On January 31, Senator Tom Cotton reintroduced legislation that, if passed, would provide parents with miscarriages 20 or more weeks into a pregnancy federal tax credits equal to a child tax credit and 12 weeks unpaid leave. Those would apply nationwide for the year the child would have been born.

According to the Centers for Disease Control, each year about 24,000 babies are stillborn in the United States. That includes over 300 in Arkansas. One of those babies was Paisley Havranek who died four years ago on February 6, 2019.

Heather Havranek is the mother of Paisley and gave her first on-camera interview about Paisley Friday.

“We all picked out a name together, got the nursery together, and not one second do you think, ‘Oh maybe I should put some money back in case I have to plan a funeral,” Havranek admitted.

She was 39 weeks pregnant, and on the day between her last check-up and when she was to be inducted, Havranek realized she no longer felt Paisley moving.

Going into the hospital early, she quickly realized something was not right. A doctor told her Paisley was stillborn due to amniotic band syndrome where an inner layer of tissue wrapped around Paisley’s umbilical cord. After her delivery, there was no help from the state or federal government.

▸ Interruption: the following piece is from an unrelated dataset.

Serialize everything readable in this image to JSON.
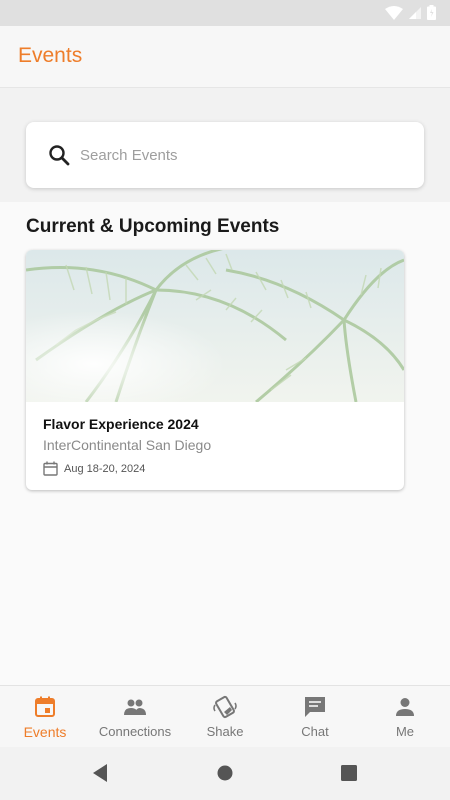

“One day before she died, she was a perfect, fully formed, beautiful little girl, but she’s not recognized as a dependent at that point,”  Les Eaves (R), Arkansas state representative for District 58 explained.

Eaves is Paisley’s granddad. To help future parents he introduced Paisley’s law in 2021. It gives parents a $500 tax credit if their baby dies in the womb at or after the 20th week of pregnancy.  It passed unanimously in both houses.

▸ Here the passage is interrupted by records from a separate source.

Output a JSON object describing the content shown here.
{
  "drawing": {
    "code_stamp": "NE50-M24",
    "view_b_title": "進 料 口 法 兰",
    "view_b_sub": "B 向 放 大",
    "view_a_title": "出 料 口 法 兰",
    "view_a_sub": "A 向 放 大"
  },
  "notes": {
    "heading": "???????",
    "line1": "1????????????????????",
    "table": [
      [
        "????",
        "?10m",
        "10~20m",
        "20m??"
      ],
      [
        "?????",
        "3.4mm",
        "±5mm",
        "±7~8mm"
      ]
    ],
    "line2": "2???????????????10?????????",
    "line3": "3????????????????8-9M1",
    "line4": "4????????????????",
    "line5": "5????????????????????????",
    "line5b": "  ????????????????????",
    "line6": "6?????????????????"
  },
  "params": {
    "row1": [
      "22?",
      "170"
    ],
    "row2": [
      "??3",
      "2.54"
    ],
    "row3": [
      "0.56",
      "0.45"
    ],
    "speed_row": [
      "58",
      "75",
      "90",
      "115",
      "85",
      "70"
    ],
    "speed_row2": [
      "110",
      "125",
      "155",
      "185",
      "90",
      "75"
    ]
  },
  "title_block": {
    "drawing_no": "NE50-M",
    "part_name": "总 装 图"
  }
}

Thursday, Eaves filed a second bill that would increase Arkansas tax credit to $1500. Senator Tom Cotton introduced a bill to mirror Paisley’s on the federal level in 2021, but it didn’t make any movement. On the last day of January, he reintroduced it with more sponsors from over half a dozen states

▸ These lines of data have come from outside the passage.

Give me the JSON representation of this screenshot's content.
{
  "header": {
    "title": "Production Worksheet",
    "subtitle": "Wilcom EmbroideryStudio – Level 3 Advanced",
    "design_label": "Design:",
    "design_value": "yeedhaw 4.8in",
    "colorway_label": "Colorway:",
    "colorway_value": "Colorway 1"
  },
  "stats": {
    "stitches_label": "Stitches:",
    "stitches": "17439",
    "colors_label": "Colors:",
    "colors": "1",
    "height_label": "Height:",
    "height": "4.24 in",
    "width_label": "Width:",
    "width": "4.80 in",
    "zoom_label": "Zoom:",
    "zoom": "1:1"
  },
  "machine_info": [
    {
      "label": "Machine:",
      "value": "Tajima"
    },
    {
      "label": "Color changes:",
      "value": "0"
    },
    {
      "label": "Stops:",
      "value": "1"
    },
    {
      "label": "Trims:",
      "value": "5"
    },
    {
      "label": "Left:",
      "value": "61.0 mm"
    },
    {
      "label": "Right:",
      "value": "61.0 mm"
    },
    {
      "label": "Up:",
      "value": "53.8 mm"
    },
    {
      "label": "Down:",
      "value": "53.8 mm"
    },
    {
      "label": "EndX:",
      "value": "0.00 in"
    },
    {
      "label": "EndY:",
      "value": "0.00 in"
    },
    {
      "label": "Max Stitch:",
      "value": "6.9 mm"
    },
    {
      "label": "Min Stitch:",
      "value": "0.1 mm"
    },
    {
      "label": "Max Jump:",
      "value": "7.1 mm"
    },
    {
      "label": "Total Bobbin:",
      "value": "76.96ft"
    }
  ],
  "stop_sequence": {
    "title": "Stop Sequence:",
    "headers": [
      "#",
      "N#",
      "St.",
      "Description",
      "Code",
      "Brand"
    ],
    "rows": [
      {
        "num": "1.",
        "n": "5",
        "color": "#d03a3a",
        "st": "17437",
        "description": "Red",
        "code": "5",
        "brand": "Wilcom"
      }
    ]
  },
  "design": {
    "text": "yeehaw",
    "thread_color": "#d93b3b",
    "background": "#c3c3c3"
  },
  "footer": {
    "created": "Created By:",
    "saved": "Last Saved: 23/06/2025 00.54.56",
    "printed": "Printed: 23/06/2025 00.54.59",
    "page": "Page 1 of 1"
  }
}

“Should Senator Cotton’s bill become law, that’s a huge deal. I’m actually surprised it hasn’t become law in the past. It seems like such a common sense thing to do,” Eaves said.

If the federal bill passes, Arkansas parents would receive benefits in both their state and federal taxes.

“It does make me proud to be her mom,” Havranek said. “She’s leaving a legacy that’s meaningful.”

When Cotton’s office was asked what prevented him from passing his act the first time he introduced it in late 2021, a spokesman said it is a matter of building up support and gaining more sponsors for the bill.